Task details
Copy out each line of the data that holds the string "placeholder".

(Material shown Opens)

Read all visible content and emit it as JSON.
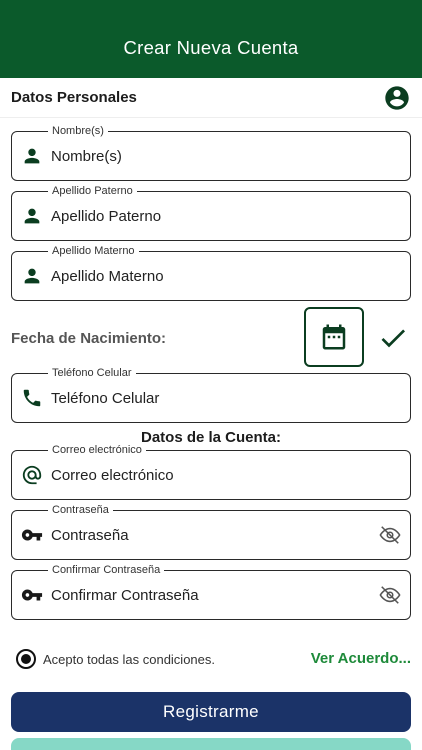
{
  "header": {
    "title": "Crear Nueva Cuenta"
  },
  "personal": {
    "title": "Datos Personales"
  },
  "fields": {
    "nombre": {
      "label": "Nombre(s)",
      "placeholder": "Nombre(s)",
      "icon": "person-icon"
    },
    "paterno": {
      "label": "Apellido Paterno",
      "placeholder": "Apellido Paterno",
      "icon": "person-icon"
    },
    "materno": {
      "label": "Apellido Materno",
      "placeholder": "Apellido Materno",
      "icon": "person-icon"
    },
    "telefono": {
      "label": "Teléfono Celular",
      "placeholder": "Teléfono Celular",
      "icon": "phone-icon"
    },
    "correo": {
      "label": "Correo electrónico",
      "placeholder": "Correo electrónico",
      "icon": "at-sign-icon"
    },
    "password": {
      "label": "Contraseña",
      "placeholder": "Contraseña",
      "icon": "key-icon"
    },
    "confirm": {
      "label": "Confirmar Contraseña",
      "placeholder": "Confirmar Contraseña",
      "icon": "key-icon"
    }
  },
  "fecha": {
    "label": "Fecha de Nacimiento:"
  },
  "cuenta": {
    "title": "Datos de la Cuenta:"
  },
  "terms": {
    "text": "Acepto todas las condiciones.",
    "link": "Ver Acuerdo..."
  },
  "buttons": {
    "register": "Registrarme"
  },
  "colors": {
    "appbar": "#0b5a2b",
    "icon_green": "#0b3d20",
    "link_green": "#1e8a3a",
    "primary_button": "#1b3368",
    "secondary_button": "#86d8c6"
  }
}
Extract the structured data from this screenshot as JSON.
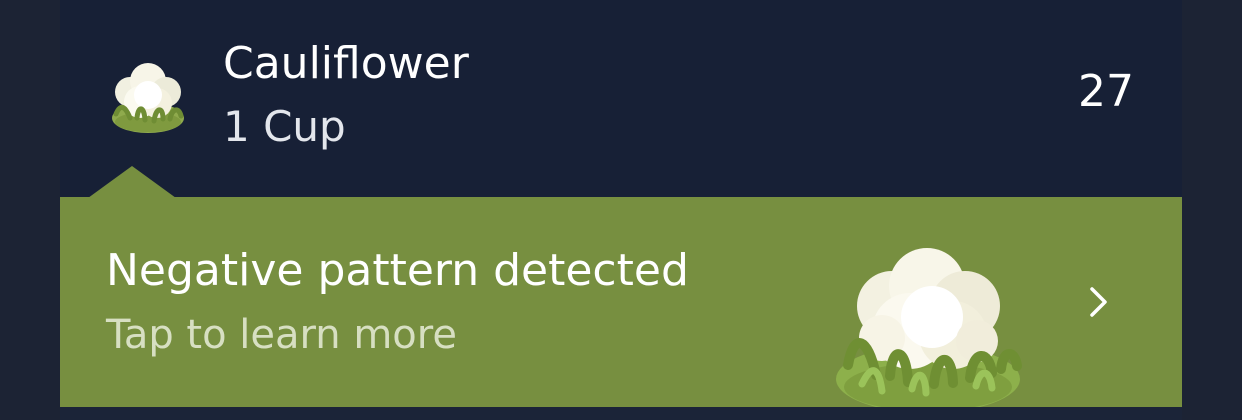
{
  "food": {
    "name": "Cauliflower",
    "serving": "1 Cup",
    "value": "27",
    "icon": "cauliflower-icon"
  },
  "banner": {
    "title": "Negative pattern detected",
    "subtitle": "Tap to learn more",
    "icon": "cauliflower-illustration",
    "chevron_icon": "chevron-right-icon"
  },
  "colors": {
    "background": "#1c2334",
    "row": "#172036",
    "banner": "#778f40",
    "subtitle": "#d7dfc2"
  }
}
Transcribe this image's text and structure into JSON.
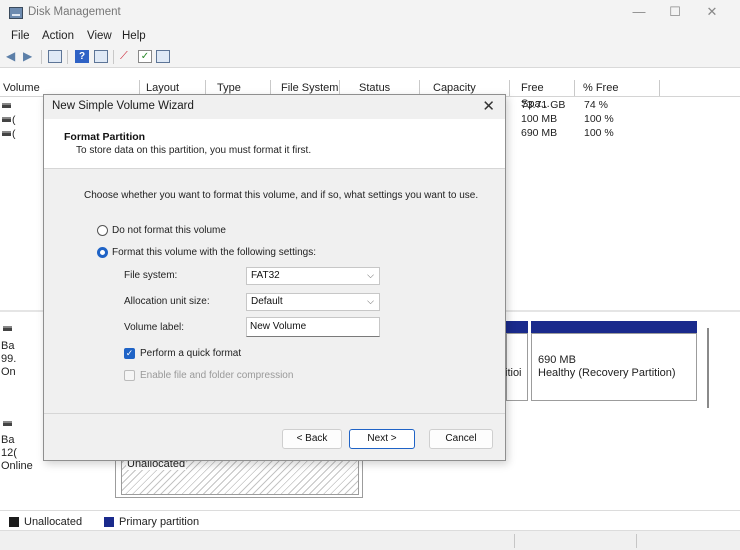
{
  "window": {
    "title": "Disk Management",
    "min": "—",
    "max": "☐",
    "close": "✕"
  },
  "menu": [
    "File",
    "Action",
    "View",
    "Help"
  ],
  "list": {
    "headers": [
      "Volume",
      "Layout",
      "Type",
      "File System",
      "Status",
      "Capacity",
      "Free Spa...",
      "% Free"
    ],
    "rows": [
      {
        "vol": "",
        "free": "73.71 GB",
        "pct": "74 %"
      },
      {
        "vol": "(",
        "free": "100 MB",
        "pct": "100 %"
      },
      {
        "vol": "(",
        "free": "690 MB",
        "pct": "100 %"
      }
    ]
  },
  "disks": {
    "disk0": {
      "l1": "Ba",
      "l2": "99.",
      "l3": "On"
    },
    "disk1": {
      "l1": "Ba",
      "l2": "12(",
      "l3": "Online"
    },
    "partial_label": "itioi",
    "recovery": {
      "size": "690 MB",
      "status": "Healthy (Recovery Partition)"
    },
    "unallocated_label": "Unallocated"
  },
  "legend": {
    "unallocated": "Unallocated",
    "primary": "Primary partition"
  },
  "colors": {
    "unallocated": "#1c1c1c",
    "primary": "#1a2a8c",
    "accent": "#1f63c6"
  },
  "wizard": {
    "title": "New Simple Volume Wizard",
    "close": "✕",
    "heading": "Format Partition",
    "subheading": "To store data on this partition, you must format it first.",
    "prompt": "Choose whether you want to format this volume, and if so, what settings you want to use.",
    "opt_noformat": "Do not format this volume",
    "opt_format": "Format this volume with the following settings:",
    "fs_label": "File system:",
    "fs_value": "FAT32",
    "alloc_label": "Allocation unit size:",
    "alloc_value": "Default",
    "vol_label": "Volume label:",
    "vol_value": "New Volume",
    "quick_format": "Perform a quick format",
    "compression": "Enable file and folder compression",
    "back": "< Back",
    "next": "Next >",
    "cancel": "Cancel"
  }
}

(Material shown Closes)

Answer to this task
      "placeholder": "Nombre(s)",
      "placeholder": "Apellido Paterno",
      "placeholder": "Apellido Materno",
      "placeholder": "Teléfono Celular",
      "placeholder": "Correo electrónico",
      "placeholder": "Contraseña",
      "placeholder": "Confirmar Contraseña",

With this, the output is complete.